Patent: Further information: Association for Molecular Pathology, et al. v. United States Patent and Trademark Office, et al.
Methods to isolate and detect BRCA1 and BRCA2 (Breast cancer genes) were patented in the United States by Myriad Genetics. (So just so everyone is clear, this company has effectively patented a part of the human genome, human genes. There are lots of examples of this kind of idiocy, including famously a Texas company patenting Basmati Rice and then seeking to prevent Indian & Pakistani growers from selling their rice under the name Basmati any longer in jurisdictions covered by the patent).
This US patent has been challenged by the American Civil Liberties Union. On March 29, 2010, a coalition led by the American Civil Liberties Union ACLU successfully challenged the basis of Myriad’s patents in New York District Court. The patent was invalidated, but the decision was appealed.
On July 29, 2011 the United States Court of Appeals for the Federal Circuit made their decision and ruled that Myriads patents are valid.
Effect on Gene Testing
The conditions of Myriad’s BRCA patent require that the only laboratories legally allowed to test and sequence the genes are the ones affiliated with Myriad. This exclusive control over BRCA testing, guaranteed by the patent, has prevented peer-reviewed validation of the tests provided by Myriad.
Since the BRCA test is marketed directly to the consumer, it is not subject to government oversight by agencies like the FDA.
Without this government review, gene tests must be studied and assessed by scientific colleagues in a peer review. However, the kind of studies needed to validate the tests require access to the BRCA genes, which are protected by Myriad’s restrictive patent. (Is this funny, tragicomic, enraging, befuddling, ludicrous, or just the free-market?)

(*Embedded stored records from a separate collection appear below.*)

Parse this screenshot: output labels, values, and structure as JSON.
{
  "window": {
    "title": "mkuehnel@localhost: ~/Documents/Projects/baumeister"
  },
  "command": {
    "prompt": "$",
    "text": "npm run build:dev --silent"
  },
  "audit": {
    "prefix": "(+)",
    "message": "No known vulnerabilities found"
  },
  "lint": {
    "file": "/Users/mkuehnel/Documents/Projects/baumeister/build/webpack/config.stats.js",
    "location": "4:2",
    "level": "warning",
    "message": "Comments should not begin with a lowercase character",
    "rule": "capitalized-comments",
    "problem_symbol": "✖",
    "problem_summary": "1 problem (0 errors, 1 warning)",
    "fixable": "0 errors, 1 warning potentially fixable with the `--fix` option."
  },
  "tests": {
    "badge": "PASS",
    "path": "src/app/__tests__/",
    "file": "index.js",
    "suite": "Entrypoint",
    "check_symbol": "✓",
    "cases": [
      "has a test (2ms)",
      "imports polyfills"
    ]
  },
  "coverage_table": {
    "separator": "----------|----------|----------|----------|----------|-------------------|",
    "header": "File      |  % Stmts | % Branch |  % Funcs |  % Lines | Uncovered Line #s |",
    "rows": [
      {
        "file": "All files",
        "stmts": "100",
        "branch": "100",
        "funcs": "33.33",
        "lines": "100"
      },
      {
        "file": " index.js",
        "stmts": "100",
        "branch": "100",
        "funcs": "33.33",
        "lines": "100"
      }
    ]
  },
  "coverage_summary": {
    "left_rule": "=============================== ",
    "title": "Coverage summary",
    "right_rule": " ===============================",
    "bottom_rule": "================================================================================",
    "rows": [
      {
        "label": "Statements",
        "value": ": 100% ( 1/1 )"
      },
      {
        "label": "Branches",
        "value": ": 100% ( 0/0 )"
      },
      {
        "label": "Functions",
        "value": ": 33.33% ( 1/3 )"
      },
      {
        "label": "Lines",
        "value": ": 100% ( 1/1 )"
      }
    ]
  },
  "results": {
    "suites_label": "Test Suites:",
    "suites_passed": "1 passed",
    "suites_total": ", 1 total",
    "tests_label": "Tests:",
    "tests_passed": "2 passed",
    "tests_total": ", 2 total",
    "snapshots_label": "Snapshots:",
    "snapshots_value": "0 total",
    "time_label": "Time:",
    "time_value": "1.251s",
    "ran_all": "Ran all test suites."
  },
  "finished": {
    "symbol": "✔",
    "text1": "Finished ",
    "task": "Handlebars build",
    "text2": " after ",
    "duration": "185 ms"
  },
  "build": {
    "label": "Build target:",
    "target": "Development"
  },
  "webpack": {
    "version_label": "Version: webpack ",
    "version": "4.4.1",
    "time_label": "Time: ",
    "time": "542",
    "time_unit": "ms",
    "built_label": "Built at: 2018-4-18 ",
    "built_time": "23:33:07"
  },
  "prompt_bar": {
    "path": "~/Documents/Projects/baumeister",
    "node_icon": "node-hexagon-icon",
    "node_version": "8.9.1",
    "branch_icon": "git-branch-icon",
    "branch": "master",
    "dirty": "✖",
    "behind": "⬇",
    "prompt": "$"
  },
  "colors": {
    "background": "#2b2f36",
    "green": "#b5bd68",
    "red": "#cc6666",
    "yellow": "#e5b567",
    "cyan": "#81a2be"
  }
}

Thus, without access to the genes (meaning you cannot even study them without paying Myriad a patent license fee, assuming they are willing to grant it, in the USA – like I said, you could not make this up) or the methods used to sequence them, peer review of the test’s effectiveness is virtually impossible. (here I have to disagree, it is impossible unless you pay Myriad for the use of their patents to study their methods to determine if they are actually effective. Genius, I wish I had a patent on you.)
However, the patents have yet to be enforced in Europe, where BRCA research and testing is becoming more widely available, and several laboratories are currently offering their own BRCA testing. The UK firm NewGene offers the test at a very competitive price, to the NHS, its owner, only. (Equally surreal and non-sensical, of course. But cheaper…)
Legal decisions surrounding the BRCA1 and BRCA2 patents hold particular bearing on the field of genetic testing, as the field is relatively young. Until legal guidelines can be applied to the practice of gene testing, progress in the field will likely suffer due to uncertainty. Any decision made regarding the BRCA patents will likely become precedent for future disputes over the use of genes for testing.